In October, Police Chief Cory Christensen said the police force hasn't actively been enforcing the current rules that prohibit the bikes on commuter trails, such as the Core Trail.

"In all honesty, my direction to (river rangers patrolling the Core Trail) was leave this issue alone until there's better policy direction," Christensen said. "We specifically didn't enforce any e-bike issues, because we haven't decided where we're going with that yet."

The Parks and Recreation Commission discussed the idea in July, but the proposal seemed to be tempered by the fact that much of the Core Trail is under conservation easements that prohibit any sort of motorized vehicles.

E-bikes are not specifically called out, as are snowmobiles and motorcycles, however.

Bock addressed the issue in a memo to the commission.

She said if the city is interested in allowing e-bikes on certain trails, it would likely need to obtain a waiver from the grantors of the easements to allow e-bikes on the property.

The city will also likely have to address what kinds of e-bikes will be included in the proposal, as some are more powerful, and faster, than others.

For example, Vail's rules allow e-bikes that are 500 watts or less, and the bikes are not allowed to travel more than 20 miles per hour on recreation trails.

Last year, Routt County Riders President Jack Trautman raised concerns about Steamboat's rules prohibiting e-bikes on local trails, saying they create a situation that is "far less safe" than allowing them on the commuter trails.

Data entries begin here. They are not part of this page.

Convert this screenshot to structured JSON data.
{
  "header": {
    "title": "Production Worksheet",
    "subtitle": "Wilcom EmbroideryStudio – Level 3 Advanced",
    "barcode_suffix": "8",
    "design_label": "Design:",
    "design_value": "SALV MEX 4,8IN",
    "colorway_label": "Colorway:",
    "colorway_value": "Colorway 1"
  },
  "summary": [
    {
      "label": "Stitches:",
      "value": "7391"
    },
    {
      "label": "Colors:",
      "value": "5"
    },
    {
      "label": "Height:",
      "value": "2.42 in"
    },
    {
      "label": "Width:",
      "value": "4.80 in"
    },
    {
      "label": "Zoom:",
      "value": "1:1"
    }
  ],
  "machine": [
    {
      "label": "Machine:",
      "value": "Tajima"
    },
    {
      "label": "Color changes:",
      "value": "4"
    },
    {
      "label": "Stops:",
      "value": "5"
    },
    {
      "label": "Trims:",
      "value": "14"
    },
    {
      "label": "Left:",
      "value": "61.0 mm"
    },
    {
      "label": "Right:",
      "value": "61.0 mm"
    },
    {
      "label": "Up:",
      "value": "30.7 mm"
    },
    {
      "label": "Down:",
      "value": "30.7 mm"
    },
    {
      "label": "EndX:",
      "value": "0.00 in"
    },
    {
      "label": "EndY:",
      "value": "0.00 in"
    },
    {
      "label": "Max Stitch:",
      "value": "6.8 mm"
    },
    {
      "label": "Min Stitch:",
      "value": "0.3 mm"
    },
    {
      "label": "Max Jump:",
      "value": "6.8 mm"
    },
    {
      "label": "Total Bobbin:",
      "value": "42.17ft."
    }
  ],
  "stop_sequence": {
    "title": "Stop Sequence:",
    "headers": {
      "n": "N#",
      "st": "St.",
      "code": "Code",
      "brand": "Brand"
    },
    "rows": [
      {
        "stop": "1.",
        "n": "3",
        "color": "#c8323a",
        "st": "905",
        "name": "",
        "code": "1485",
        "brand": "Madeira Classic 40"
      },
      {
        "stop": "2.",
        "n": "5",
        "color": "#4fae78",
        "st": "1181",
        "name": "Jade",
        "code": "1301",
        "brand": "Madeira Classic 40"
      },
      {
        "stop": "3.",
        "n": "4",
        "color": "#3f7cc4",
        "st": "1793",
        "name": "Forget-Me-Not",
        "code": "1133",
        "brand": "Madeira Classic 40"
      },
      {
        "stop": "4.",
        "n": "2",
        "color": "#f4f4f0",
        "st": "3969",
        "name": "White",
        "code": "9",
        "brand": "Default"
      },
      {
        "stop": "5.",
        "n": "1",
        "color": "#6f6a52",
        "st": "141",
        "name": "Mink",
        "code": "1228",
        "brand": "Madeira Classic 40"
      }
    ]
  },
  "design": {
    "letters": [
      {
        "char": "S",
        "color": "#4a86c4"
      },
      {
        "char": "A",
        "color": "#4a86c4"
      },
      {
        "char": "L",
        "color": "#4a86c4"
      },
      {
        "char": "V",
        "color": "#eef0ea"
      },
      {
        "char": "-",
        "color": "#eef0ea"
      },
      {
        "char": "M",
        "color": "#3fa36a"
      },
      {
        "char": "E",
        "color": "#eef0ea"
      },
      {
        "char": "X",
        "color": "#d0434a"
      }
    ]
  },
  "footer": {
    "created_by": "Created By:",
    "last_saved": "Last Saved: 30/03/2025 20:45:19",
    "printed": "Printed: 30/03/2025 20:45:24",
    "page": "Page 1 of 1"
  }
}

To reach Scott Franz, call 970-871-4210, email scottfranz@SteamboatToday.com or follow him on Twitter @ScottFranz10